The next developer poll is already in place: How many of your customers will require you to support Internet Explorer 6.0 during the next 12 months?
Thanks again for participating.
Well, you may not need us to state the obvious, but an overwhelming percentage of you chose Eclipse for your Java development (over 53%). Netbeans was a distant second with 25%. This could be because they’re both open source and free or it could be due to the fact that we’ve targeted these IDEs with our Engine and Server plug-ins? The popularity of Eclipse and Netbeans may not be surprising but anyone care to comment on why they use one instead of the other?
It was surprising to see JBuilder with such a low percentage (4%). Granted, we had a small sample population that took the survey, but maybe this is due to its price tag?
And lastly, in case you’re wondering, the single “Other answer …” was VI!
Of the individuals that participated, it’s clear that Visual Studio 2005 with .NET 2.0 is the most popular IDE for ArcObjects development today. 50% of the community are developing with this configuration.
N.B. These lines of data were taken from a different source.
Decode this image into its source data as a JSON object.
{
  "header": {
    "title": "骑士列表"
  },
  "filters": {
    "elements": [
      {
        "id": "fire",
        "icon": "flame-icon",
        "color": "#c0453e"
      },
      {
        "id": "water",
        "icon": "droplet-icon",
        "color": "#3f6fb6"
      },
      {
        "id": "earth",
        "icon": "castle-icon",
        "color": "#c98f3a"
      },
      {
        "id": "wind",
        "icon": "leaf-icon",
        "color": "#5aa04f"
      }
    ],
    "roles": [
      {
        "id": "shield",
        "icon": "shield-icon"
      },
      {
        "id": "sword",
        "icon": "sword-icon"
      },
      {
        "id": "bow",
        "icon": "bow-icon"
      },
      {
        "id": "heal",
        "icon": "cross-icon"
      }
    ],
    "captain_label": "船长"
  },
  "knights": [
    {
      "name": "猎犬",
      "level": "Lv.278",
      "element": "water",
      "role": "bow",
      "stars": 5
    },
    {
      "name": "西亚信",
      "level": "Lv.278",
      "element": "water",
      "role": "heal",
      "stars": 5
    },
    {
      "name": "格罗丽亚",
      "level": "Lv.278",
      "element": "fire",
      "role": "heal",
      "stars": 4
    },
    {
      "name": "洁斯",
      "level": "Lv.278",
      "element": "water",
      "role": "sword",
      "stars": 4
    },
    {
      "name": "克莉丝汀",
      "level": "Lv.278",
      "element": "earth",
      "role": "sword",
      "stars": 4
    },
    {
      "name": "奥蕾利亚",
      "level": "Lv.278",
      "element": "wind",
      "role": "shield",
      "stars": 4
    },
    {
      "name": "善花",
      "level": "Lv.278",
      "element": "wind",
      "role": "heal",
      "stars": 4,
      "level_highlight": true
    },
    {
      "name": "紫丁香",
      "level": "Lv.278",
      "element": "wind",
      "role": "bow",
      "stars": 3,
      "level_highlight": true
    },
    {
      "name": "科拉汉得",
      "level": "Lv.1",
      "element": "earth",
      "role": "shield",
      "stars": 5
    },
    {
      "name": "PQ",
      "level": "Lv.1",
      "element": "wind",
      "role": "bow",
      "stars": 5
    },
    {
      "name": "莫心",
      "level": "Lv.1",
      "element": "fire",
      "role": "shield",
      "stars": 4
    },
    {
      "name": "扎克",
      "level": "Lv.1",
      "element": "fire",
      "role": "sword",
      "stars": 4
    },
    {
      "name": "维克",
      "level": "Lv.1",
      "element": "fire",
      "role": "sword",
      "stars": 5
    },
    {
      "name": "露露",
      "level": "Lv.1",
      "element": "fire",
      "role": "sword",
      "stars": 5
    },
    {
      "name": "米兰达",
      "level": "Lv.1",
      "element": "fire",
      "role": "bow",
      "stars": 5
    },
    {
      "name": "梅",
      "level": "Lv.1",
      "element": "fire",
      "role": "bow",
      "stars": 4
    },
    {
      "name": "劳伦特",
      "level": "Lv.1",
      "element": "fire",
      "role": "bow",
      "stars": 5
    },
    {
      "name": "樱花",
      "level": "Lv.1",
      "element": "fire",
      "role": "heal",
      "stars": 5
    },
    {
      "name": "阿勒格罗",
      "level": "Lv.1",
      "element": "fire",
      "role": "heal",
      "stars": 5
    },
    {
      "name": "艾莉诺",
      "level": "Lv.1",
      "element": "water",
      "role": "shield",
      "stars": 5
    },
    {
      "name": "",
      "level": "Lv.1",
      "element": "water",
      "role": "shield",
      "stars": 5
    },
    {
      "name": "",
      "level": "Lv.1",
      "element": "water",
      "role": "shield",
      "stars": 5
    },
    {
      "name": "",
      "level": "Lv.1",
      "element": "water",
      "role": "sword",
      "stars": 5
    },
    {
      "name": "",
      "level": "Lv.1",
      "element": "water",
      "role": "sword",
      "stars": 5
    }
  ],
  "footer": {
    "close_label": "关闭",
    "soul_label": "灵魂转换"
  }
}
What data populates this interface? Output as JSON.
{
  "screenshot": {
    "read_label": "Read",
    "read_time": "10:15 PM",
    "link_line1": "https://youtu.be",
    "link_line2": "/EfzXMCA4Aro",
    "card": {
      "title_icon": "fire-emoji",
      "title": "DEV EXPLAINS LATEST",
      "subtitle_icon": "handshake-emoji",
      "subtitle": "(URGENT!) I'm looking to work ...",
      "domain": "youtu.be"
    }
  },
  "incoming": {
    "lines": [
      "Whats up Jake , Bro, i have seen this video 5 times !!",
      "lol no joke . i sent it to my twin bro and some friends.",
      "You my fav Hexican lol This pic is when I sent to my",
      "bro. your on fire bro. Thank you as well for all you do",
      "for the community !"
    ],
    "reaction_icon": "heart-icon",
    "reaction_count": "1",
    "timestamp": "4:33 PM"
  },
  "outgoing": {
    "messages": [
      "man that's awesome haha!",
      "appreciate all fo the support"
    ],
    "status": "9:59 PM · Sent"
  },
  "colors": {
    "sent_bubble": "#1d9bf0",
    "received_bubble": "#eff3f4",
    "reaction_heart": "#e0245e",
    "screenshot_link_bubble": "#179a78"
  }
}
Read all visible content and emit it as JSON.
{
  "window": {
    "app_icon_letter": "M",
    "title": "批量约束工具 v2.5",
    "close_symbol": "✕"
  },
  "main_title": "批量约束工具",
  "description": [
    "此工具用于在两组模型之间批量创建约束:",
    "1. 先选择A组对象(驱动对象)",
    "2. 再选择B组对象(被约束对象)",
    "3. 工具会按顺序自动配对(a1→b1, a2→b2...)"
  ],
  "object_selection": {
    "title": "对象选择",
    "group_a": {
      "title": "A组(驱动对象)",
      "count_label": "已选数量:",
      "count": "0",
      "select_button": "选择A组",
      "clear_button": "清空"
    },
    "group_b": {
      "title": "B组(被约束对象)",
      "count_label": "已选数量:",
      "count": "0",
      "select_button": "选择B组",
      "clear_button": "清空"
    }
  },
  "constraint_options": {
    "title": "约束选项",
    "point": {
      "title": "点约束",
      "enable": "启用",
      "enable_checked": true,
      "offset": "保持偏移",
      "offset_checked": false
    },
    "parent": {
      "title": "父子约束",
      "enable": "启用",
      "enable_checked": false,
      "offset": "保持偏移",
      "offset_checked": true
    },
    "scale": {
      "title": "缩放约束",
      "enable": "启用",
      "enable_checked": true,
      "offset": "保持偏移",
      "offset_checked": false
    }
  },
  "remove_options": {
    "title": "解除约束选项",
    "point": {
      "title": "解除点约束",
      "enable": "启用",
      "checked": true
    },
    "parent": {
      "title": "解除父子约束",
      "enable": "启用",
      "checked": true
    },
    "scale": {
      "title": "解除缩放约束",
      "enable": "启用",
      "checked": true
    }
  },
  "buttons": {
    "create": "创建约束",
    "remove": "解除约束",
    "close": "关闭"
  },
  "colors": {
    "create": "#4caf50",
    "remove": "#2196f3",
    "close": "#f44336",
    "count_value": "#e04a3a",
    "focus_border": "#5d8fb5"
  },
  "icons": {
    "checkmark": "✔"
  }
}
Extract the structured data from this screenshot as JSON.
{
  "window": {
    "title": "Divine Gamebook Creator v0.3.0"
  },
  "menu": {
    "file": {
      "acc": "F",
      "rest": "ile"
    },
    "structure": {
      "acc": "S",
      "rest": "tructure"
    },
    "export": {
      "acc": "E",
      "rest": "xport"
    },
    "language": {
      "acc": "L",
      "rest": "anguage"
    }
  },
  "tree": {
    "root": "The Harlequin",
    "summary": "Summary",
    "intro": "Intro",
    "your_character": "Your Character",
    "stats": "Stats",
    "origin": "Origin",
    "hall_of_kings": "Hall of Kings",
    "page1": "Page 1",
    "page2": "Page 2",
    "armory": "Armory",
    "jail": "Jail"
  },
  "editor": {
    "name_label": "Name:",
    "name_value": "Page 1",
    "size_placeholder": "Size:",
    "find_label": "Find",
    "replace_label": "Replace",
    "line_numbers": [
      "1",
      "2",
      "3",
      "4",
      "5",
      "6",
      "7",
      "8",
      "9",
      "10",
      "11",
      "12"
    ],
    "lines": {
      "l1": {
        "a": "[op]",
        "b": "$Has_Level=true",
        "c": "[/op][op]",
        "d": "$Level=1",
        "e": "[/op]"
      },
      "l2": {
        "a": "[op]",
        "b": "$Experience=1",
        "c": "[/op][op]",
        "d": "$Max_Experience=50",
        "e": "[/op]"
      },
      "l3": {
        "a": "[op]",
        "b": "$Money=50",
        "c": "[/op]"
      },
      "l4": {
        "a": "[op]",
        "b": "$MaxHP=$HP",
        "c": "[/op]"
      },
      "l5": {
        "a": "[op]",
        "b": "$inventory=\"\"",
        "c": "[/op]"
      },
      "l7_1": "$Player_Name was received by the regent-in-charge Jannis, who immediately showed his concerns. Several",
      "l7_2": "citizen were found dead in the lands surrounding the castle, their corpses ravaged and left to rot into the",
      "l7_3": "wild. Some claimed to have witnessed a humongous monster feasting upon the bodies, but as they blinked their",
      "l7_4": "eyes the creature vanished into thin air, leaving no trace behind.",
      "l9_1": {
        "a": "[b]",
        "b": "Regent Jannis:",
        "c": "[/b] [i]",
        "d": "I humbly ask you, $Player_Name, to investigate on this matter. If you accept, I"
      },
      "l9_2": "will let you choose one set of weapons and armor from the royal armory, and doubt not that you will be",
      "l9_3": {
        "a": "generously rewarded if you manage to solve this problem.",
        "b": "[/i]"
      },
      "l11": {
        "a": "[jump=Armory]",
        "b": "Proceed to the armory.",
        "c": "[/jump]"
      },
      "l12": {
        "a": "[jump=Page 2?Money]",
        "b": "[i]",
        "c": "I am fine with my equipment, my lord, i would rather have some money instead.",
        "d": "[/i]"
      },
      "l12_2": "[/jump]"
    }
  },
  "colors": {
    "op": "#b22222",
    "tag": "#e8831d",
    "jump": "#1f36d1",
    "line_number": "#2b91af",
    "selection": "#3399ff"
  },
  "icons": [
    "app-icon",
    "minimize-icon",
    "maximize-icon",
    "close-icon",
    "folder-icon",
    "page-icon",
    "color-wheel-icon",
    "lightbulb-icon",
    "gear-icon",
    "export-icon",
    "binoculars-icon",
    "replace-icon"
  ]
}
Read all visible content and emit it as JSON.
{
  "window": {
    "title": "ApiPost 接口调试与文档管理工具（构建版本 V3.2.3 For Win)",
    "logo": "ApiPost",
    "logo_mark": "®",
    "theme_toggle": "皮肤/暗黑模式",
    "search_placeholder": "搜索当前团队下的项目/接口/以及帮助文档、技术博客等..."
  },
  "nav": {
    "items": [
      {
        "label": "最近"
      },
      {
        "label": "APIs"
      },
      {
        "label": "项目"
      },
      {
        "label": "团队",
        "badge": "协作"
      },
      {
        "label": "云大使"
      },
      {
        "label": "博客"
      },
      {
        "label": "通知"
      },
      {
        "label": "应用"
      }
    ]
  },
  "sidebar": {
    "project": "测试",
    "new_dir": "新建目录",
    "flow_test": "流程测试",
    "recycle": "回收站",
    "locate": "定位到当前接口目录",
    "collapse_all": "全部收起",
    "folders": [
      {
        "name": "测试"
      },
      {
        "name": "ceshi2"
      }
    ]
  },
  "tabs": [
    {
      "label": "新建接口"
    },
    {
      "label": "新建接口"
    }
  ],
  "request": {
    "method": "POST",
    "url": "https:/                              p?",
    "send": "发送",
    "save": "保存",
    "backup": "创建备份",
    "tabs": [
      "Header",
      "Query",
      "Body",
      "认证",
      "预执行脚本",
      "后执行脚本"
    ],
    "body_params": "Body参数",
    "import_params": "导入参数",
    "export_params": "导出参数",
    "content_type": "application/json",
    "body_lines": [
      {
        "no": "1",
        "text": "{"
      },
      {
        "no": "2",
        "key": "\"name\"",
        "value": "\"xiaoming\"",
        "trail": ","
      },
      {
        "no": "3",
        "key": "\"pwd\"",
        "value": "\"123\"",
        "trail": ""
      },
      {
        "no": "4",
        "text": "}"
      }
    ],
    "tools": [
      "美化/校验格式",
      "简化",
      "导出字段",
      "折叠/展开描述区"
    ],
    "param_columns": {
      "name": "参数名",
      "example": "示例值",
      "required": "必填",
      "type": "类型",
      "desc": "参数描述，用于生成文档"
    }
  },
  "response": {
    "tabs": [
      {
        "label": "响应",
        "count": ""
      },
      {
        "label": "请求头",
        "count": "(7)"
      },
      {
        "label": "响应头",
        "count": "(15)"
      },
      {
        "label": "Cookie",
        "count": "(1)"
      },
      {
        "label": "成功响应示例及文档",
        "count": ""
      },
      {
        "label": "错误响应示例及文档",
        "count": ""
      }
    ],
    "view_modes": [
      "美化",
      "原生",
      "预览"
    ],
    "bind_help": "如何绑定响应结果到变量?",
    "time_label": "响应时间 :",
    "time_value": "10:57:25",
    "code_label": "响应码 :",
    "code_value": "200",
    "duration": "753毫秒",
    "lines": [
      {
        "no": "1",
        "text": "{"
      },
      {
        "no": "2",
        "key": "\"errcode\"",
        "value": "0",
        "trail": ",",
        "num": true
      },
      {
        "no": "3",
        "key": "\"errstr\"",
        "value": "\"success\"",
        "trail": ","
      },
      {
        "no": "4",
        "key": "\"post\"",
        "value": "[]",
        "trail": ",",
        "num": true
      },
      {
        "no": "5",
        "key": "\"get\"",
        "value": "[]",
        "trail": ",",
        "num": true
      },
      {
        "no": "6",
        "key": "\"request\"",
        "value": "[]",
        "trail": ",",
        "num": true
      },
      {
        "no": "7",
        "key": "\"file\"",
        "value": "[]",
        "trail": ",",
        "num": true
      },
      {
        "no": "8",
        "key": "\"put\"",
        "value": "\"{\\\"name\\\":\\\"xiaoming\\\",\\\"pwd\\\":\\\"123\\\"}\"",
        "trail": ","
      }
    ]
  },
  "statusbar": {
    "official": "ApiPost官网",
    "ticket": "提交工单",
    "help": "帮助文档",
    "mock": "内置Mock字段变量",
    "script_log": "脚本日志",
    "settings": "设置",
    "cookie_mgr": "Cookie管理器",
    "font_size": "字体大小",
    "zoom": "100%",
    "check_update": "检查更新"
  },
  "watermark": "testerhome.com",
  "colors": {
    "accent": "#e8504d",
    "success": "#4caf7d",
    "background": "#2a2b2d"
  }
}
The next most popular configuration is Visual Studio 2008 with .NET 3.5 at 32%.
A smaller percentage are taking advantage of the Visual Studio 2008 IDE improvements, but still building on top of the .NET 2.0 framework. This is surprising given that .NET 3.0 and 3.5 didn’t undergo any major architectural changes (still uses the .NET 2.0 CLR) and are considered an additive release. We would be interested in hearing more feedback about this!
There are limitations, but another interesting fact was that very few (2%) of the respondents identified that they were using Visual Studio Express. And of course, there are still a few (3%) implementing Visual Studio 6.0.
On that note, for all VB6 and VBA developers looking to transition to .NET, we are releasing a number blogs and videos on the migration process very soon. Keep your eyes posted.
In the mean time, let’s turn to the Java developers in the next poll and see what IDE they are using.
Thanks for the feedback!
Included are 10 questions on the following topics:
I know you are thinking “great, another ESRI survey”, but the data gathered here will help us make critical decisions about how we build and foster the online communities in the future.
And if you are reading this, then that means you are part of these communities, so now is your chance to help direct their (and your) future.
As always, your participation is valued and appreciated.
Here are the results from the last poll. It looks like 76 people participated, and more than 50% have already migrated from to .NET, and about 30% are still transitioning from VBA/VB 6.0 to .NET.
Thanks for participating! There’s a new one today and there will be more to come…
One of the main goals of this poll is to stay in touch with the developer community and to give you an opportunity to provide us with some direct feedback. We’ll be using this information to post a other questions and blogs topics in the future.
Feel free to add comments here about other polls and/or blog topics that you would like to see.
Keep your eyes peeled as we release new questions.